The set design can be elaborate or simple. The first setting is Cleopatra’s chamber which includes a bed with curtains or mosquito netting, a chaise, pillows on the floor, several window openings upstage with a bench below each. Side tables may be included. Hieroglyphs and statuary can accent her space.
The other setting is General Octavian’s quarters. The army tent has a table left of center with an elaborate chair for him and a stool covered with an animal skin. Across the upstage cloth flap is a long bench or cot with a colorful blanket of Roman motifs. Assorted weapons and Roman items can be used to decorate the space. The entrance to the tent faces right.
However either of these spaces are designed, the point to be visualized is the difference in the splendor of Egypt and the sparseness of an army tent, i.e...the clash of cultures, their mindsets, their topography. The wonder of Egyptian architecture and statuary overshadows Roman abilities but not their military might.

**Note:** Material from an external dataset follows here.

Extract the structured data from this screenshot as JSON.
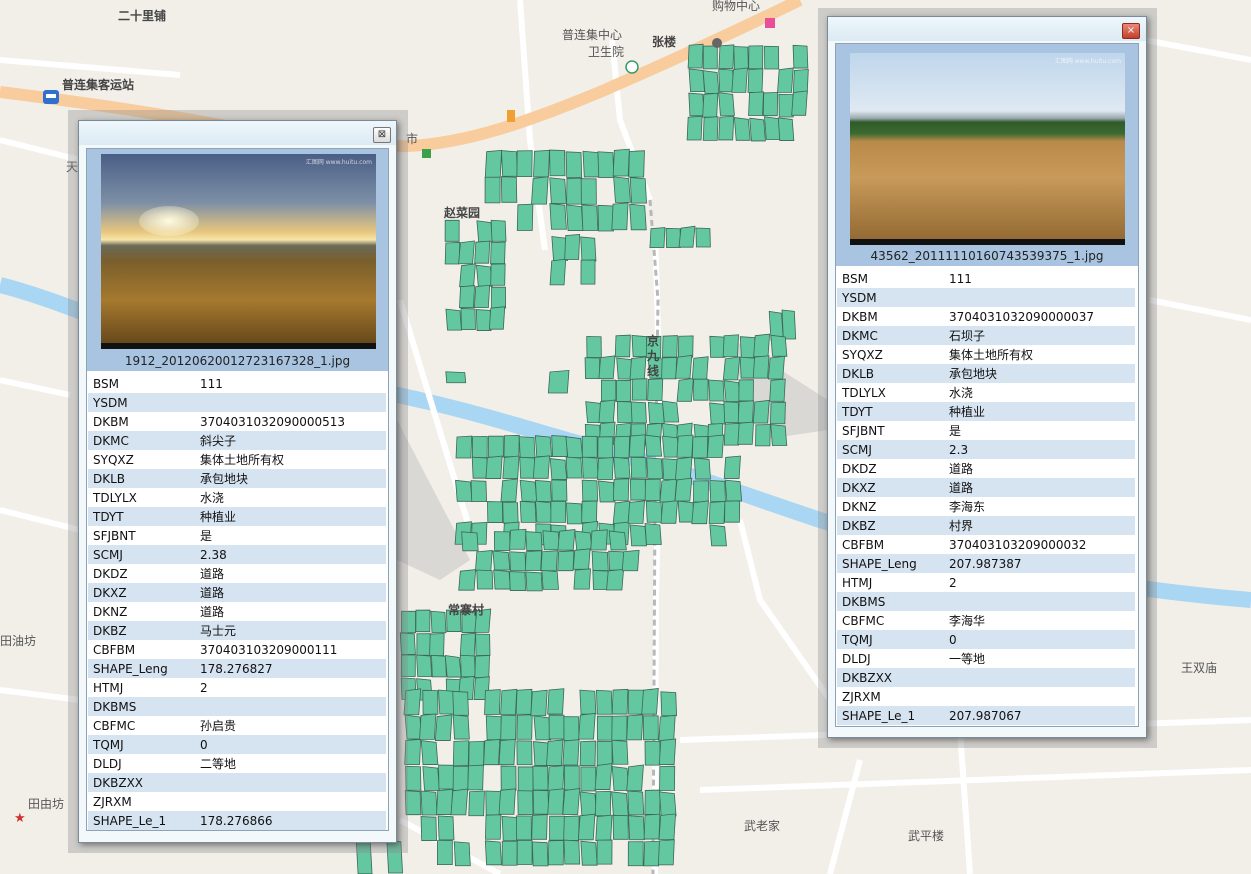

Currently, PATRA is scored for piano only. For a future world premiere, the composers are of a mind to keep the orchestral ensemble to a minimum of musicians of up to 13 players. However, if a budget allows, it can be scored for a larger ensemble.